Barak uses US aid package to pummel Netanyahu in US, Israeli media

Likud minister Zeev Elkin accuses former PM Ehud Barak of just trying to seek attention in his latest jab at Netanyahu.

Netanyahu and Barak  (photo credit: MARC ISRAEL SELLEM & FACEBOOK,REUTERS)
Netanyahu and Barak
A day after the US granted Israel the largest military package ever given another country, former prime minister Ehud Barak took to the media on Thursday to slam Prime Minister Benjamin Netanyahu for undermining Israel’s security.
Barak, in a Washington Post op-ed and in subsequent interviews to Israeli electronic media outlets, wrote in relation to the $38 billion package signed on Wednesday in Washington that Netanyahu’s “reckless conduct” undermined Israel’s security since the assistance could have been considerably greater had the premier not quarreled with US President Barack Obama over the Iran nuclear deal.

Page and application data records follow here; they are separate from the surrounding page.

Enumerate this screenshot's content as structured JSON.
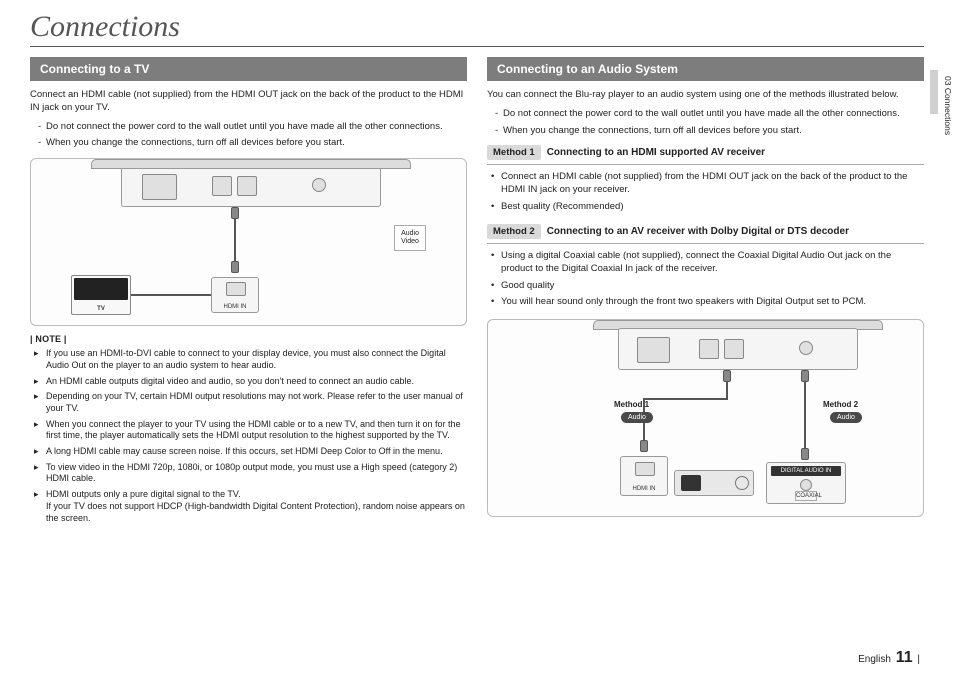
{
  "title": "Connections",
  "side_tab": "03  Connections",
  "footer": {
    "lang": "English",
    "page": "11",
    "bar": "|"
  },
  "left": {
    "header": "Connecting to a TV",
    "intro": "Connect an HDMI cable (not supplied) from the HDMI OUT jack on the back of the product to the HDMI IN jack on your TV.",
    "dashes": [
      "Do not connect the power cord to the wall outlet until you have made all the other connections.",
      "When you change the connections, turn off all devices before you start."
    ],
    "diagram": {
      "audio_video": "Audio\nVideo",
      "tv_label": "TV",
      "hdmi_in": "HDMI IN"
    },
    "note_label": "| NOTE |",
    "notes": [
      "If you use an HDMI-to-DVI cable to connect to your display device, you must also connect the Digital Audio Out on the player to an audio system to hear audio.",
      "An HDMI cable outputs digital video and audio, so you don't need to connect an audio cable.",
      "Depending on your TV, certain HDMI output resolutions may not work. Please refer to the user manual of your TV.",
      "When you connect the player to your TV using the HDMI cable or to a new TV, and then turn it on for the first time, the player automatically sets the HDMI output resolution to the highest supported by the TV.",
      "A long HDMI cable may cause screen noise. If this occurs, set HDMI Deep Color to Off in the menu.",
      "To view video in the HDMI 720p, 1080i, or 1080p output mode, you must use a High speed (category 2) HDMI cable.",
      "HDMI outputs only a pure digital signal to the TV.\nIf your TV does not support HDCP (High-bandwidth Digital Content Protection), random noise appears on the screen."
    ]
  },
  "right": {
    "header": "Connecting to an Audio System",
    "intro": "You can connect the Blu-ray player to an audio system using one of the methods illustrated below.",
    "dashes": [
      "Do not connect the power cord to the wall outlet until you have made all the other connections.",
      "When you change the connections, turn off all devices before you start."
    ],
    "method1": {
      "badge": "Method 1",
      "title": "Connecting to an HDMI supported AV receiver",
      "bullets": [
        "Connect an HDMI cable (not supplied) from the HDMI OUT jack on the back of the product to the HDMI IN jack on your receiver.",
        "Best quality (Recommended)"
      ]
    },
    "method2": {
      "badge": "Method 2",
      "title": "Connecting to an AV receiver with Dolby Digital or DTS decoder",
      "bullets": [
        "Using a digital Coaxial cable (not supplied), connect the Coaxial Digital Audio Out jack on the product to the Digital Coaxial In jack of the receiver.",
        "Good quality",
        "You will hear sound only through the front two speakers with Digital Output set to PCM."
      ]
    },
    "diagram": {
      "m1_label": "Method 1",
      "m2_label": "Method 2",
      "audio1": "Audio",
      "audio2": "Audio",
      "hdmi_in": "HDMI IN",
      "dig_in_top": "DIGITAL AUDIO IN",
      "coaxial": "COAXIAL"
    }
  }
}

Sources close to Netanyahu fired back that instead of penning tendentious articles for the Washington Post, Barak should “eat his hat” because “after he spread [the notion] that Netanyahu damaged Israeli-US ties, we have the largest aid package in history.”
The Likud issued a statement characterizing Barak’s op-ed as “nonsense written by the most failed prime minister in Israel’s history, who continues to make a mockery of himself in a pathetic comeback attempt.
“Publishing an article attacking Israel’s policies in the US media on the day when the largest aid package in US history was signed is just more proof that what interests Ehud Barak is not the good of Israel and its security, but only what is good for Barak.”
The op-ed came less than a month after Barak’s dramatic announcement at a conference in Rishon Lezion that Netanyahu had opened Israel up to a ”major security threat.” He has not yet provided any details.
Barak, in his piece, wrote that the damage caused by Netanyahu’s “irresponsible management” of the relations with the White House is now fully apparent.
“Israel will receive $3.8b. a year – an important contribution to our security but far less than what could have been obtained before the prime minister chose to blatantly interfere with US politics,” he wrote.
“Moreover, given the more than 20 percent cumulative rise in the cost of arms since the last 10-year agreement entered into force (in 2007), the newly agreed-upon amount represents no greater purchasing power – and even these funds will be conditioned on Israel refraining from requesting additional funding from Congress.”
Barak wrote that while expressing Israel’s opposition to the Iran nuclear deal was “certainly legitimate,” Netanyahu erred because “instead of holding a candid dialogue behind closed doors with President Obama,” he “went behind his back to deliver a speech to Congress, shaking the foundations of bipartisan support for Israel and dividing [US] Jewish opinion.”
In addition to slamming the aid package, Barack characterized Israel as a country where “a sense of gloom” has taken over, and the country’s pride and self-confidence “have given way to fear-mongering, victimhood and internal quarrels.”
Barak wrote that Netanyahu has exaggerated the threats facing the country, while providing no vision for the future.
“If the government doesn’t steer away from its dangerous path, it will have to be replaced by a more responsible, attentive and courageous one – headed by whomever the people choose,” he wrote.
Barak denied in multiple media appearances on Thursday that he is interested in returning to politics.
Likud Minister Ze’ev Elkin told Israel Radio, in response to Barak’s claim that Netanyahu could have gotten another $7b. had he handled the relations with the US with more finesse, that the former prime minister was among those speaking with great self-confidence and assurance about what could have been achieved, even though he had no part in the negotiations.
“Ehud Barak had a divine revelation, and he knows everything,” Elkin said. “In the final analysis, what do facts matter? The main thing is that for two weeks we did not talk about Ehud Barak, and [his] goal of [having us] speak about him again has been achieved.”
There is no significance to anyone talking about what could have been obtained, if they were not part of the negotiations, Elkin said.
Former defense minister Moshe Ya’alon, whom Netanyahu in May moved out of that position in favor of Yisrael Beytenu chairman Avigdor Liberman, wrote on his Facebook page that the agreement has a “tremendous significance” in securing Israel and its people.
In a related issue, Jerusalem had no response to speculation that Obama signaled in a statement he issued after the signing that he intends to either bring a resolution on the Israel-Palestinian issue to the UN Security Council, or to give a speech laying down parameters for a final-status agreement, before leaving office.
Obama said that the aid package “and efforts to advance the two-state solution are motivated by the same core US objective that has been shared by all administrations, Democratic and Republican, over the last several decades – ensuring that Israelis can live alongside their neighbors in peace and security.”
Whenever they are asked whether Israel is concerned about what Obama might do to move the diplomatic process forward in the interregnum between the November 8 US election and when the new president will be sworn into office on January 20, officials in Netanyahu’s office say they expect that Obama will not divert from a speech he delivered at the UN in 2011 in which he stated that “peace will not come through statements and resolutions at the United Nations – if it were that easy, it would have been accomplished by now.”